+++ Input material +++
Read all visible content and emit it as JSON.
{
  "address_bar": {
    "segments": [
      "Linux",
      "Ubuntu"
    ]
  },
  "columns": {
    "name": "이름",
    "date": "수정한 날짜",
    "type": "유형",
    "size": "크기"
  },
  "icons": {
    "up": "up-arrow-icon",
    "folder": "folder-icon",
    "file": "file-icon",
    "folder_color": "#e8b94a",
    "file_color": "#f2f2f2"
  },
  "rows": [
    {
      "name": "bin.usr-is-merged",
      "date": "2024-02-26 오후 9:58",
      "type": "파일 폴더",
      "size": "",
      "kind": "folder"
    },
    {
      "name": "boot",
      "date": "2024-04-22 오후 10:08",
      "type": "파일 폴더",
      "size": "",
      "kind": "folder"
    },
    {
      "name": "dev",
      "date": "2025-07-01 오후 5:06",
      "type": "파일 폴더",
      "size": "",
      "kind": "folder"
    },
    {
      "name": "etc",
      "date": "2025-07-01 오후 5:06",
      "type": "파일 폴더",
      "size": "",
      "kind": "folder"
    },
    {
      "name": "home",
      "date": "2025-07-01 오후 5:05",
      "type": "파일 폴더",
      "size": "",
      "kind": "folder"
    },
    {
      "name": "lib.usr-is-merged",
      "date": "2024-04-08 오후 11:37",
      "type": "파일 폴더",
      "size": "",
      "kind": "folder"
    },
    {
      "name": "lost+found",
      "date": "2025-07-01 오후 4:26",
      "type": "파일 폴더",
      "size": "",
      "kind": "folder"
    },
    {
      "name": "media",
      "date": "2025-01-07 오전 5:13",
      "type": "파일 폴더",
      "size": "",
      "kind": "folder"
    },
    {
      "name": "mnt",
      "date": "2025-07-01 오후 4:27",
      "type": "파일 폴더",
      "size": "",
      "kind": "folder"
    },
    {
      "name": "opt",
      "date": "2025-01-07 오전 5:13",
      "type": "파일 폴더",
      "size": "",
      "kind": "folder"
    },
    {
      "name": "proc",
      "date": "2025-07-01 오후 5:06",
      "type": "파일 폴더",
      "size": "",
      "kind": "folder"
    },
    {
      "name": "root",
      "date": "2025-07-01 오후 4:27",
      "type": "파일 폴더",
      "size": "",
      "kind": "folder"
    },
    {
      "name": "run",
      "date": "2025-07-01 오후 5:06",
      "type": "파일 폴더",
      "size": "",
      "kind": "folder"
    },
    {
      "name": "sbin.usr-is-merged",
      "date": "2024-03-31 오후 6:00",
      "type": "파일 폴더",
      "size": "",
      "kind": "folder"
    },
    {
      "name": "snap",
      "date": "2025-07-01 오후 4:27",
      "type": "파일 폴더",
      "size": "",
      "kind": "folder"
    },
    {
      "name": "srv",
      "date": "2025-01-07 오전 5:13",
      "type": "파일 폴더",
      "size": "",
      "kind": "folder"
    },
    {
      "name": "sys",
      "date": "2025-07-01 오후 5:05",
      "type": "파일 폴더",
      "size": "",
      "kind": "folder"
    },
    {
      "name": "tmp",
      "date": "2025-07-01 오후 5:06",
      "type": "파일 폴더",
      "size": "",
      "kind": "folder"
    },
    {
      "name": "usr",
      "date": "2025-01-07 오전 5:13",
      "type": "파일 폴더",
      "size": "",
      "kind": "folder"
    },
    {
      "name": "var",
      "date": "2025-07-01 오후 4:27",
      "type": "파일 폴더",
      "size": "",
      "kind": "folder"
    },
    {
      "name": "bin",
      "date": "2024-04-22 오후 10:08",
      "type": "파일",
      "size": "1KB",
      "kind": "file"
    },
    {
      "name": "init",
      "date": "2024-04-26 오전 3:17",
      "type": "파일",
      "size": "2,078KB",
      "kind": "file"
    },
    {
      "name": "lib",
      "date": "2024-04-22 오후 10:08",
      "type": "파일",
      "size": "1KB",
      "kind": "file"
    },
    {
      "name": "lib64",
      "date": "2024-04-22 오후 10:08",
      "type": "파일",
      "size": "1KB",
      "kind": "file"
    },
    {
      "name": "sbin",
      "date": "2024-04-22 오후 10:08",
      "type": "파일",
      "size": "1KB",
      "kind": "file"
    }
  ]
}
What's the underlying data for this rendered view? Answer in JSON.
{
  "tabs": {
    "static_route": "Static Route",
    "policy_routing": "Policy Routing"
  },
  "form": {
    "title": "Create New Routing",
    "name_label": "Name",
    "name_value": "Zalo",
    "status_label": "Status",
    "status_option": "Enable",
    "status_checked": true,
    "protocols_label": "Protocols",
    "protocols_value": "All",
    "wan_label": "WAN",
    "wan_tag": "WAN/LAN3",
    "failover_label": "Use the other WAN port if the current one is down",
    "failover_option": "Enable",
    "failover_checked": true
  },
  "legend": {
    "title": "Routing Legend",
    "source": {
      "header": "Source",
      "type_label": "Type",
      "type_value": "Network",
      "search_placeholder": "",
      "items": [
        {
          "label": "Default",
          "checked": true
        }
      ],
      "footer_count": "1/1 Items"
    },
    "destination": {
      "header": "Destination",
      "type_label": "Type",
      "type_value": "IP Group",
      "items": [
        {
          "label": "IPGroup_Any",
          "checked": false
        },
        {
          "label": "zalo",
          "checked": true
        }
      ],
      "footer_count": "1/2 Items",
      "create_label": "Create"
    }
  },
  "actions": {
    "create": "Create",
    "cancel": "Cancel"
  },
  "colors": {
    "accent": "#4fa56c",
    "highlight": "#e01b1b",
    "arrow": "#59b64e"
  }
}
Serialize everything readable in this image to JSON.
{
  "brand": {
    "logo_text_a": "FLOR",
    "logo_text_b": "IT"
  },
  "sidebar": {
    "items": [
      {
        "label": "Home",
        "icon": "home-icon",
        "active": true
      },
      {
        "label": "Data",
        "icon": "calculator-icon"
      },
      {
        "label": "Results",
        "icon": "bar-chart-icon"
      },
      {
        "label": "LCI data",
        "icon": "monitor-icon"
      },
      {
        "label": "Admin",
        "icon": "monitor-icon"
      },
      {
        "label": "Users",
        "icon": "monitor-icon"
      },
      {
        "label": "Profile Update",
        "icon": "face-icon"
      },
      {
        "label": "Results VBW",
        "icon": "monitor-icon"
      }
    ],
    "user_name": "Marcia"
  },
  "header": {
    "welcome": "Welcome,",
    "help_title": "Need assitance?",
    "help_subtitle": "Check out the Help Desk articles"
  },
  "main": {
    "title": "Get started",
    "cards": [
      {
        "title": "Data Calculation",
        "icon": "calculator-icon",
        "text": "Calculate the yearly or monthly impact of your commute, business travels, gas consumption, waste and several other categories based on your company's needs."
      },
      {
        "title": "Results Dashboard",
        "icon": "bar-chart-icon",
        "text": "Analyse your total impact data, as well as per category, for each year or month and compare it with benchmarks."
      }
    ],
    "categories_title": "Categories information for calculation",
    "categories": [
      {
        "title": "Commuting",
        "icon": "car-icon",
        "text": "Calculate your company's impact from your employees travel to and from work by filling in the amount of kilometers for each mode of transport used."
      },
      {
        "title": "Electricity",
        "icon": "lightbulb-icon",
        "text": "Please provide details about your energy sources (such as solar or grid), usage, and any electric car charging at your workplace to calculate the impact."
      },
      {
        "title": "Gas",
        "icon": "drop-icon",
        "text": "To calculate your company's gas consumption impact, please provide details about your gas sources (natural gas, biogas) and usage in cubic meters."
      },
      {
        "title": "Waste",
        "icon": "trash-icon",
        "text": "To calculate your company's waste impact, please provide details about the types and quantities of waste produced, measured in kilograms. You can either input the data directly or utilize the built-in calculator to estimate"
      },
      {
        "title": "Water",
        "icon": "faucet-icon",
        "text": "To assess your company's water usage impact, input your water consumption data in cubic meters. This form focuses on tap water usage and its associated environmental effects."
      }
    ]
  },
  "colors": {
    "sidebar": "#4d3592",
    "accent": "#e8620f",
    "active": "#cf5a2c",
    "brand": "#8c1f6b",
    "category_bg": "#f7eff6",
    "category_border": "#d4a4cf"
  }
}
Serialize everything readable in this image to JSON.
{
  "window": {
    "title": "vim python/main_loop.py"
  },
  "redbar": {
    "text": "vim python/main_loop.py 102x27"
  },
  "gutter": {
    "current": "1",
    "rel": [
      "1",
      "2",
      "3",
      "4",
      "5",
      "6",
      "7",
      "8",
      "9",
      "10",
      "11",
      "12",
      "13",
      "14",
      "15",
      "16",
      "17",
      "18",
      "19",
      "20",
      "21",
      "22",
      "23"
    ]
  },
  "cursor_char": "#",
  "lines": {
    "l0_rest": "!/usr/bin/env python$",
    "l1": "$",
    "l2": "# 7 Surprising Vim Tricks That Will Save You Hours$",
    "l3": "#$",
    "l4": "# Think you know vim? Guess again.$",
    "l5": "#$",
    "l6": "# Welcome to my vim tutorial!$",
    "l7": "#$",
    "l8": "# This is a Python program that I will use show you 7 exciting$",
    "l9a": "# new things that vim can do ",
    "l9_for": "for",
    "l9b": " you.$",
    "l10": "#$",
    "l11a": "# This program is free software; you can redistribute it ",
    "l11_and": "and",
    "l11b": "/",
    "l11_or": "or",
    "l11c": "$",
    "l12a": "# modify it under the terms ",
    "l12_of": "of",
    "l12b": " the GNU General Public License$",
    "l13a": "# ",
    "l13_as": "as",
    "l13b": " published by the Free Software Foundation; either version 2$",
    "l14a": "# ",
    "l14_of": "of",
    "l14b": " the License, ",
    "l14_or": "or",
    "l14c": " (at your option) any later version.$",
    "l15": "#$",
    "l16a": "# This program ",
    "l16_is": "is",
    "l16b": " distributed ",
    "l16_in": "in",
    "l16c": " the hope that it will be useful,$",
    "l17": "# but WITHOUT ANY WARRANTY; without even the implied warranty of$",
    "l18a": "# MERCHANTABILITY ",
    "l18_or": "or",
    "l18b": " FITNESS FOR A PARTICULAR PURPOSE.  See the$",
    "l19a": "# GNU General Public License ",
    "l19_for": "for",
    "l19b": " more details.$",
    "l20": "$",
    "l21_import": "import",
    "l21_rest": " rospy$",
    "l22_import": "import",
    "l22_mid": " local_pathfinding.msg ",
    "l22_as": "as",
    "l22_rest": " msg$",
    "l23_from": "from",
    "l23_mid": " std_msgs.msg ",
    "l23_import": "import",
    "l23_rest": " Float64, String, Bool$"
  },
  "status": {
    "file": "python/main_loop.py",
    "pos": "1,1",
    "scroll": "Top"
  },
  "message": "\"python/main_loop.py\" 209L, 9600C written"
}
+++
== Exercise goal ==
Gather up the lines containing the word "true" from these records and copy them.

== Task result ==
    "status_checked": true,
    "failover_checked": true
          "checked": true
          "checked": true
        "active": true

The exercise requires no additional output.